Three minutes may not seem like a long time. However, to teachers in a secondary setting, those three minutes between bells signaling new classes is a welcome respite to take a deep breath before plunging back into the deep end of the pool.
Back when we had the middle school in Ellendale, the rooms were so close together that all of us teachers could gather together at the end of the hall for some brief social meetings and to keep an eye on all the kids scurrying through the halls. Once we moved to New Richland though, we were no longer all within sight of each other; I can go days on end without seeing some of my peers in the middle school.
That adult interaction is so important in our job. Think about your occupation. Do you do your work with others, finding small moments to bring up the Twins game or The Walking Dead episode from the night before? Many people do that while remaining focused on the task at hand. Or are you enmeshed in a cubicle or office, plugging away, only occasionally stepping out for a scheduled break? Some people prefer that focused environment, accomplishing much without all the distractions that others naturally bring.
The way our hallway is set up, my room is in close proximity to Mr. Larson and Mr. Ferber, both 6th grade teachers. We savor those three-minute blocks of time and find plenty to discuss. Here’s another important part of those mini-breaks: we get along with each other. It’d be tough to cobble together conversation if we had nothing in common, but that’s certainly not the case with us.
When Mr. Cyr was principal, he deemed us “The Purple Zealots” due to our passion for the Minnesota Vikings. It’s guaranteed that Lars and I will both wear our Vikings ties the day after a win, and Mr. Ferber (The Duke) will don Vikes clothing on Mondays regardless of the outcome. Trust me, we have all the answers to what ails our beloved football team, so if the head honchos at Winter Park need answers, we can spare them three minutes to map out a plan.
Sports are an easy thing to talk about because we’ve all played and coached for many years. But we also watch the reality show Survivor. We’ve long since learned the value of spoiler alerts, just in case someone hasn’t seen the latest episode. Duey has toyed with trying out for the show over the years, and he even introduced me to a former contestant whom he knew while growing up in Byron!
It’s probably a good thing the bell rings to stir us from our pontifications and get back to work. Most of you don’t have that luxury though, unless your boss shows up on the scene. How much time gets thrown away to frivolous matters in the average workplace? Forbes did an interesting study back in 2013 about this matter and found some intriguing results.

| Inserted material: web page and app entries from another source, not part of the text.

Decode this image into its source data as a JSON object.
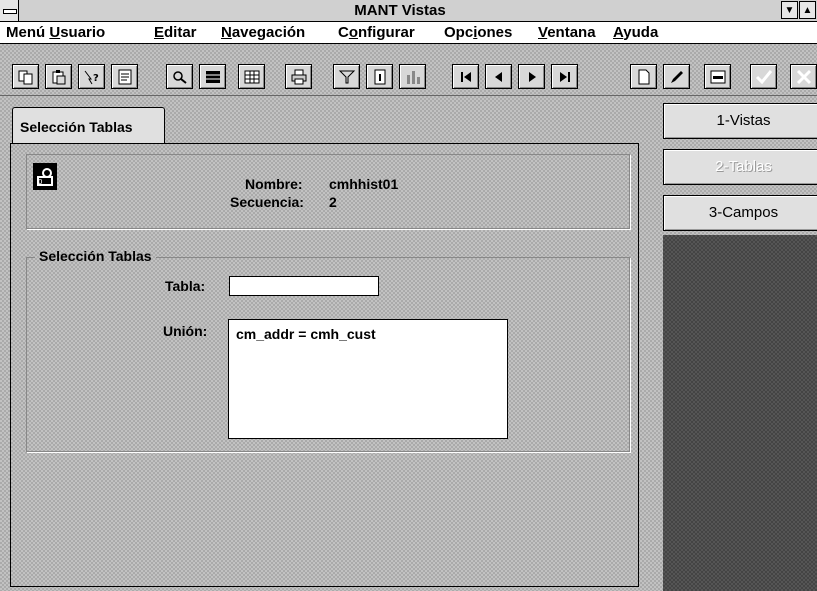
{
  "window": {
    "title": "MANT Vistas"
  },
  "menu": [
    {
      "pre": "Menú ",
      "u": "U",
      "post": "suario"
    },
    {
      "pre": "",
      "u": "E",
      "post": "ditar"
    },
    {
      "pre": "",
      "u": "N",
      "post": "avegación"
    },
    {
      "pre": "C",
      "u": "o",
      "post": "nfigurar"
    },
    {
      "pre": "Opc",
      "u": "i",
      "post": "ones"
    },
    {
      "pre": "",
      "u": "V",
      "post": "entana"
    },
    {
      "pre": "",
      "u": "A",
      "post": "yuda"
    }
  ],
  "toolbar": {
    "icons": [
      "copy-icon",
      "paste-icon",
      "help-icon",
      "notes-icon",
      "find-icon",
      "grid-icon",
      "table-icon",
      "print-icon",
      "filter-icon",
      "info-icon",
      "chart-icon",
      "first-record-icon",
      "prev-record-icon",
      "next-record-icon",
      "last-record-icon",
      "new-record-icon",
      "edit-icon",
      "delete-icon",
      "accept-icon",
      "cancel-icon"
    ]
  },
  "tab": {
    "label": "Selección Tablas"
  },
  "info": {
    "nombre_label": "Nombre:",
    "nombre_value": "cmhhist01",
    "secuencia_label": "Secuencia:",
    "secuencia_value": "2"
  },
  "selection": {
    "title": "Selección Tablas",
    "tabla_label": "Tabla:",
    "tabla_value": "",
    "union_label": "Unión:",
    "union_value": "cm_addr = cmh_cust"
  },
  "nav": [
    {
      "label": "1-Vistas",
      "enabled": true
    },
    {
      "label": "2-Tablas",
      "enabled": false
    },
    {
      "label": "3-Campos",
      "enabled": true
    }
  ]
}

They discovered that 29% of employees surveyed wasted 1-2 hours per week, and 21% wasted 2-4 hours per week. Three% even admitted to wasting 10 or more hours a week! If time is money, this last group of people cost their companies plenty; they waste at least a week for every month of work!
One of the biggest time-wasting periods is around the NCAA Men’s Basketball Tournament. March Madness has people filling out brackets by the millions, and it’s estimated that event costs more time than anything else during the year. Not only is time spent on picking winners, but also on checking scores or streaming games. Most of these areas have a “Boss Button” that will instantly change your screen to something that looks like work!
It’s very easy to say we’re just going to quick check Facebook or play a game of Candy Crush, and some studies show it’s a good thing to just take a mental break for a couple of minutes. But it’s not so easy all the time to resume the activities we’re getting paid to do, is it?
I’m lucky to work near some good friends in Shawn and Duey. Much like some of you, I can look forward to taking a few minutes to get out from under the pile of work and discuss whether the Timberwolves new coach will finally get the job done or whether the rain will come as predicted. At the very least, a good quote from Seinfeld or The Office or Cheers can be found floating out from our conversation or a new nickname determined for a passerby.
Oops! There’s the bell. I’d best get back to my job!
Word of the Week: This week’s word is galumph, which means to move slowly and heavily, as in, “The teachers watched the overloaded students galumph from class to class.” Impress your friends and confuse your enemies!